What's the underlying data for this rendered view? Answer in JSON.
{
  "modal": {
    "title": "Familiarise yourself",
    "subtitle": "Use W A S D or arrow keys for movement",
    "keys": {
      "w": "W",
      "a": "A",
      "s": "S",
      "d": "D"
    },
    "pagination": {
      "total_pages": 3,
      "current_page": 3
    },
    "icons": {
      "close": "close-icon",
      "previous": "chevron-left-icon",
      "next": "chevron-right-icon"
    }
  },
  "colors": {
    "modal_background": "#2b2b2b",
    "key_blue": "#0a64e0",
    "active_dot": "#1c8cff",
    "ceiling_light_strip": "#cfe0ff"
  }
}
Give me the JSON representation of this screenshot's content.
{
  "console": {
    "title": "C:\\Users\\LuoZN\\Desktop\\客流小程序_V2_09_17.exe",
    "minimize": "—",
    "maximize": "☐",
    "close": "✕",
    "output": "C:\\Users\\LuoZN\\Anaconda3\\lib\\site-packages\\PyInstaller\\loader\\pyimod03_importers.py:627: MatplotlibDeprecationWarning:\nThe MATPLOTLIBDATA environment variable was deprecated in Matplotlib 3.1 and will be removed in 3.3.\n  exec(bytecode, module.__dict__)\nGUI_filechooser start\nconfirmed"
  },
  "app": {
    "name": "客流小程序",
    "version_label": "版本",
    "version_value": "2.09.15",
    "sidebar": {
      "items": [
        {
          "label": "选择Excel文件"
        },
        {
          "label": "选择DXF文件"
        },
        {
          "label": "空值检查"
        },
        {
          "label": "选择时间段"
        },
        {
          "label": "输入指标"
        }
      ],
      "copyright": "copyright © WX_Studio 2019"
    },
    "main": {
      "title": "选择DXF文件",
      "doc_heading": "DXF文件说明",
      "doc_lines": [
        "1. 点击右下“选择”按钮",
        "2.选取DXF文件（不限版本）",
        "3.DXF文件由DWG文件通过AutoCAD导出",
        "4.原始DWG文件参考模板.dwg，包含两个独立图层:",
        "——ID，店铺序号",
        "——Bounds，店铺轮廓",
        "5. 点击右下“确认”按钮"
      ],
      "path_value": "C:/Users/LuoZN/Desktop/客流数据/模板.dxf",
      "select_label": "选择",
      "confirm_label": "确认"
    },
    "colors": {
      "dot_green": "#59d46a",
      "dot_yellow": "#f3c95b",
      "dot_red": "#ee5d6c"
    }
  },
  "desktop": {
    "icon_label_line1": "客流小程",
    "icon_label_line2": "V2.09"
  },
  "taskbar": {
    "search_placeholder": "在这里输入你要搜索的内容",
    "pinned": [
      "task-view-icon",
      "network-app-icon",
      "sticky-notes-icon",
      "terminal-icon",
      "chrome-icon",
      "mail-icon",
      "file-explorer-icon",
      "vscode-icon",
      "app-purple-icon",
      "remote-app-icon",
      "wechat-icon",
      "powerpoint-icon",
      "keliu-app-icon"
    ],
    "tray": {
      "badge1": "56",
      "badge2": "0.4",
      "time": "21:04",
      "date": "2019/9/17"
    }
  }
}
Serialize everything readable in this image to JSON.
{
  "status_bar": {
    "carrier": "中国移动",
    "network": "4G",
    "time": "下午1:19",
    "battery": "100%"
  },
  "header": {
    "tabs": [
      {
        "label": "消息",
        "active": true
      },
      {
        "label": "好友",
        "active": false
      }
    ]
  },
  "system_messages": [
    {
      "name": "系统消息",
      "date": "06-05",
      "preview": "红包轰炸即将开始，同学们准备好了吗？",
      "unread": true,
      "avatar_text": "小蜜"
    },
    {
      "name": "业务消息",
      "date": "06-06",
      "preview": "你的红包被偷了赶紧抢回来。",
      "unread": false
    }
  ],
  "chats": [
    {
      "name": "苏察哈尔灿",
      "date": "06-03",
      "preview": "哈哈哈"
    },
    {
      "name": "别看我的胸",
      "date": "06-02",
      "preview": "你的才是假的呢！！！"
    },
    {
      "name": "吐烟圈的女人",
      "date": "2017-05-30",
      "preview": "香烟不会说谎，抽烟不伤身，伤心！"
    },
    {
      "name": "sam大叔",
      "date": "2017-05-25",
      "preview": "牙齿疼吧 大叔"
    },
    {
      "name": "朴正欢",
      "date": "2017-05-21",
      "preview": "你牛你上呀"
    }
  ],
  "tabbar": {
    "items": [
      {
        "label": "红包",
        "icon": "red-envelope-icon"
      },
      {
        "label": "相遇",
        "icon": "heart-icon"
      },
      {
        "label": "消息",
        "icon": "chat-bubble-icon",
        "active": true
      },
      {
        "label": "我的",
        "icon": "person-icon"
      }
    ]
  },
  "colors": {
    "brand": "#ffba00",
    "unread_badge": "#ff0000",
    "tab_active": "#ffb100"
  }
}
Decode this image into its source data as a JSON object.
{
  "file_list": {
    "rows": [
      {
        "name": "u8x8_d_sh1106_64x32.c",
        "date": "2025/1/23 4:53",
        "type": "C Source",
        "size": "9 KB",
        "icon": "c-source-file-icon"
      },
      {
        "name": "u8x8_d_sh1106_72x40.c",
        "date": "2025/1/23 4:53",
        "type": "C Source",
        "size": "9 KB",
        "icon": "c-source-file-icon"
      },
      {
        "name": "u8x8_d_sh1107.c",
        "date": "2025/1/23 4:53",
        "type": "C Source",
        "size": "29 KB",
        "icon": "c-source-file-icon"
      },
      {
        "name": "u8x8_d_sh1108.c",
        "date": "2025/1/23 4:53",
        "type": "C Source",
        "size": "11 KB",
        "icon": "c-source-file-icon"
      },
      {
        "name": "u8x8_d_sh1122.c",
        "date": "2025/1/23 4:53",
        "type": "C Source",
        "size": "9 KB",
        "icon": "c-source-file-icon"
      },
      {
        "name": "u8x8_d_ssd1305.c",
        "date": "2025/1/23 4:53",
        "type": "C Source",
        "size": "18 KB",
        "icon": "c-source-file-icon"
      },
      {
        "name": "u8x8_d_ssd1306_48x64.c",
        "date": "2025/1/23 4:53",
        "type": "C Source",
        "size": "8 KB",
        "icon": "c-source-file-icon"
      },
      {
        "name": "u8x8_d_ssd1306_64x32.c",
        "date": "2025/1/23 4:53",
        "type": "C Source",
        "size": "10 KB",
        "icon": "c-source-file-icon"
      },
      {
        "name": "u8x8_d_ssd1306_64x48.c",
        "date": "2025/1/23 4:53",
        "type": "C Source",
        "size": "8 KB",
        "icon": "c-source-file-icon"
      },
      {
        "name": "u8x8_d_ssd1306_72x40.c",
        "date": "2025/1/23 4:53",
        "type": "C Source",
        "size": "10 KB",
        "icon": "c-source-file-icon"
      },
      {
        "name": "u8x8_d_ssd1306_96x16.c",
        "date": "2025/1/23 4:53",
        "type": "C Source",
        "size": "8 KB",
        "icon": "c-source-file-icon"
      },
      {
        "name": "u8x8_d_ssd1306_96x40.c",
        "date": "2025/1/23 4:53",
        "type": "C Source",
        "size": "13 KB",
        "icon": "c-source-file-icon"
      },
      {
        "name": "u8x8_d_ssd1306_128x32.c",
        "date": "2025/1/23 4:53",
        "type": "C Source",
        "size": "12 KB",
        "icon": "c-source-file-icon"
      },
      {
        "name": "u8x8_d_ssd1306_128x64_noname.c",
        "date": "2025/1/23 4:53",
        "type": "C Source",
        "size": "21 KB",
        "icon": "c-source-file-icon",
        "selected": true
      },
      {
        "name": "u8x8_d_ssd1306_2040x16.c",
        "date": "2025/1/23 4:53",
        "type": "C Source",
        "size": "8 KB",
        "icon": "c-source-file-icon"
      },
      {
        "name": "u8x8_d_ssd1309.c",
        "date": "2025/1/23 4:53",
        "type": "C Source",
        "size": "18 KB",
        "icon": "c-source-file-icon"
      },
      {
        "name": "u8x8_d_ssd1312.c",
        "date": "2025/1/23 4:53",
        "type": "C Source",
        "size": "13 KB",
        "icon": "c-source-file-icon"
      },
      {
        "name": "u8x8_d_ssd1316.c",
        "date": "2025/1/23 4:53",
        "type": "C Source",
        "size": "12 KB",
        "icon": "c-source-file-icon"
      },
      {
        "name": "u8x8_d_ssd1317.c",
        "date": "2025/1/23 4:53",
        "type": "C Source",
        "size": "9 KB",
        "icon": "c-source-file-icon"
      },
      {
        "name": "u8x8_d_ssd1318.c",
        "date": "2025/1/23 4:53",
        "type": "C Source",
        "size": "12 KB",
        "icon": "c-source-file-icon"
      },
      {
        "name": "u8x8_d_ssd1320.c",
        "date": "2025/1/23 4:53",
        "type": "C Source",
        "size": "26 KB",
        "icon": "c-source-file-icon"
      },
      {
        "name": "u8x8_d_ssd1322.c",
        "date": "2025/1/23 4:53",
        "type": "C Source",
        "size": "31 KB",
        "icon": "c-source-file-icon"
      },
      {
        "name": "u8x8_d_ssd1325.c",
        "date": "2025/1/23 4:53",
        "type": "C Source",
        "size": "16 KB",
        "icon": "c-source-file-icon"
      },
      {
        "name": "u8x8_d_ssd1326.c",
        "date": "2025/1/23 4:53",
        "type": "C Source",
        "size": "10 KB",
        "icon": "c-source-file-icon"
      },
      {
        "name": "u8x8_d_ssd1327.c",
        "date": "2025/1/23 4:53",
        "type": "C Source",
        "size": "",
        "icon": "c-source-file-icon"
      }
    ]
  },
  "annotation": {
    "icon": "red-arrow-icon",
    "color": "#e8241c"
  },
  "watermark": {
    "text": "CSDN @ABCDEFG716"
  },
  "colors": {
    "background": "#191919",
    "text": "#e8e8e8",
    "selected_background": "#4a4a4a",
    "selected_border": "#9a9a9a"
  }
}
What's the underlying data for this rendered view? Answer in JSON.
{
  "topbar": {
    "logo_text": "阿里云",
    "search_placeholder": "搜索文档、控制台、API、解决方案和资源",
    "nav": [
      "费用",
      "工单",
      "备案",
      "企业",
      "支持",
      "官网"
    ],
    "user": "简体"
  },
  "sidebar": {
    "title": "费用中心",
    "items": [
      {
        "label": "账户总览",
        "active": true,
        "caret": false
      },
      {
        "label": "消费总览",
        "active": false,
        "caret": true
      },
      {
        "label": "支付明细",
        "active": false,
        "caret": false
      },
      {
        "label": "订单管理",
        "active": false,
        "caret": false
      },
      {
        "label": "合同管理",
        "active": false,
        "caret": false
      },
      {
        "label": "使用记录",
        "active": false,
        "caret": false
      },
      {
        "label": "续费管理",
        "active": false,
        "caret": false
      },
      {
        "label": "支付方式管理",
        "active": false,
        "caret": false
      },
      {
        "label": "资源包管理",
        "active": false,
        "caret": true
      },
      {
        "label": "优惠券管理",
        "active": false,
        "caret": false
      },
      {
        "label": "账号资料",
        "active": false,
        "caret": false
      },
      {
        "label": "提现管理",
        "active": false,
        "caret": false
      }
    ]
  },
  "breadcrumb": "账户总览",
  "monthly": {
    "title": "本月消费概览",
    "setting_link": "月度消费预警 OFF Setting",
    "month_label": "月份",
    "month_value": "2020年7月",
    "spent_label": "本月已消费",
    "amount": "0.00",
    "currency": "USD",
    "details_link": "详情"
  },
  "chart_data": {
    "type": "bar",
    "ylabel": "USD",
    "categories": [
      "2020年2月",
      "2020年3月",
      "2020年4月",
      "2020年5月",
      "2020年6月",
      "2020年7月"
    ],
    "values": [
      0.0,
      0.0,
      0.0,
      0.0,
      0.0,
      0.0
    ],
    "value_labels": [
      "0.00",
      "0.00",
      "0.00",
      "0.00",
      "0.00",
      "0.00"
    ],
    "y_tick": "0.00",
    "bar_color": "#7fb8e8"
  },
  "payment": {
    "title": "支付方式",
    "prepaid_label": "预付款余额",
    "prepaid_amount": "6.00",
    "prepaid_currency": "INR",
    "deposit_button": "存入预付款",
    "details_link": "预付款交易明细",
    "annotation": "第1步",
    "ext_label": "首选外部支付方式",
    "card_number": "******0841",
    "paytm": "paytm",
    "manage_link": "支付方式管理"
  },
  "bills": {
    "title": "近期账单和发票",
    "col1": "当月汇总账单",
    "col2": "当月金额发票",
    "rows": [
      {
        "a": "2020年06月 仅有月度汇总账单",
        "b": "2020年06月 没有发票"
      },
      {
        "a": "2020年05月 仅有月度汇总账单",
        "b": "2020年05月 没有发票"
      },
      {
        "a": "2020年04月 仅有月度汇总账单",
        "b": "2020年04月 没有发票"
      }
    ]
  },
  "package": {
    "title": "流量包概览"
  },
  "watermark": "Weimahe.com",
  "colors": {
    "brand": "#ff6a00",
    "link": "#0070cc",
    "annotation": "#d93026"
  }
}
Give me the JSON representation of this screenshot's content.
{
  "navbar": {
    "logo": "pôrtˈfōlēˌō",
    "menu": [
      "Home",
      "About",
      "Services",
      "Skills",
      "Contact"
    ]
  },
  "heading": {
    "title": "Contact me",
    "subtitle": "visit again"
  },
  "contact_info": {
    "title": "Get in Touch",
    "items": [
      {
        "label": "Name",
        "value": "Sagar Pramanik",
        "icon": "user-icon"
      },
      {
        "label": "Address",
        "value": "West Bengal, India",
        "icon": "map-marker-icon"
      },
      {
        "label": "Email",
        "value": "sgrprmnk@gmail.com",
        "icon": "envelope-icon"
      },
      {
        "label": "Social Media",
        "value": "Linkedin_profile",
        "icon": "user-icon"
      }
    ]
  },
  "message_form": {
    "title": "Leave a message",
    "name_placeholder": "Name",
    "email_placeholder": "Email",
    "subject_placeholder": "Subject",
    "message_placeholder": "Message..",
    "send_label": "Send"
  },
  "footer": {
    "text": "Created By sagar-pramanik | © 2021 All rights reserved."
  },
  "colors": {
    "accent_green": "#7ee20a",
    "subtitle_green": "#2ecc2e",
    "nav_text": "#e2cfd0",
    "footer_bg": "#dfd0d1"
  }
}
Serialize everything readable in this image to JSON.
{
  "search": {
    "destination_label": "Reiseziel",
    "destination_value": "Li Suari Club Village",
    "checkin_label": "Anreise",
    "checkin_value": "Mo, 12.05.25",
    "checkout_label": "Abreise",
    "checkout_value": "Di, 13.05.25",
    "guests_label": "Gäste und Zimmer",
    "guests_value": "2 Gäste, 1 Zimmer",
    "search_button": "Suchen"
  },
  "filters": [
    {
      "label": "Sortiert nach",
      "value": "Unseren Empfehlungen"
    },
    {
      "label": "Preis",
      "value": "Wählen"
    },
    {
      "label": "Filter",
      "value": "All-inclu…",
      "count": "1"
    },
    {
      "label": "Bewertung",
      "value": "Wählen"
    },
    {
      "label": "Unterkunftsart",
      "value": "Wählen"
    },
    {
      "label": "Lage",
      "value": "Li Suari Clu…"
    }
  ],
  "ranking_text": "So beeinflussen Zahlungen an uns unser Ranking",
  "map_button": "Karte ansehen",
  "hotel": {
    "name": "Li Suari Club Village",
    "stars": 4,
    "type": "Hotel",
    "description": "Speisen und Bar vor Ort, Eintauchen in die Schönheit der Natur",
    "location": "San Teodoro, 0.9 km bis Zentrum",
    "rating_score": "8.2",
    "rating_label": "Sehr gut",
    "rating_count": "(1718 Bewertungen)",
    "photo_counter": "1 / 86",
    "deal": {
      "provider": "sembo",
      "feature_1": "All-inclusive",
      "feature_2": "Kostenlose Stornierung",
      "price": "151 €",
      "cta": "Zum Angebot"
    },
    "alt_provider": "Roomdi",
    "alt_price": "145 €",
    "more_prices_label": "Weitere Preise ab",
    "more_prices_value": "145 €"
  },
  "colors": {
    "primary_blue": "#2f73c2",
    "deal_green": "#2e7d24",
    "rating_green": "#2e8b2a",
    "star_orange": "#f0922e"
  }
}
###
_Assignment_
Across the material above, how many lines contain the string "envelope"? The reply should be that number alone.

_Exercise output_
2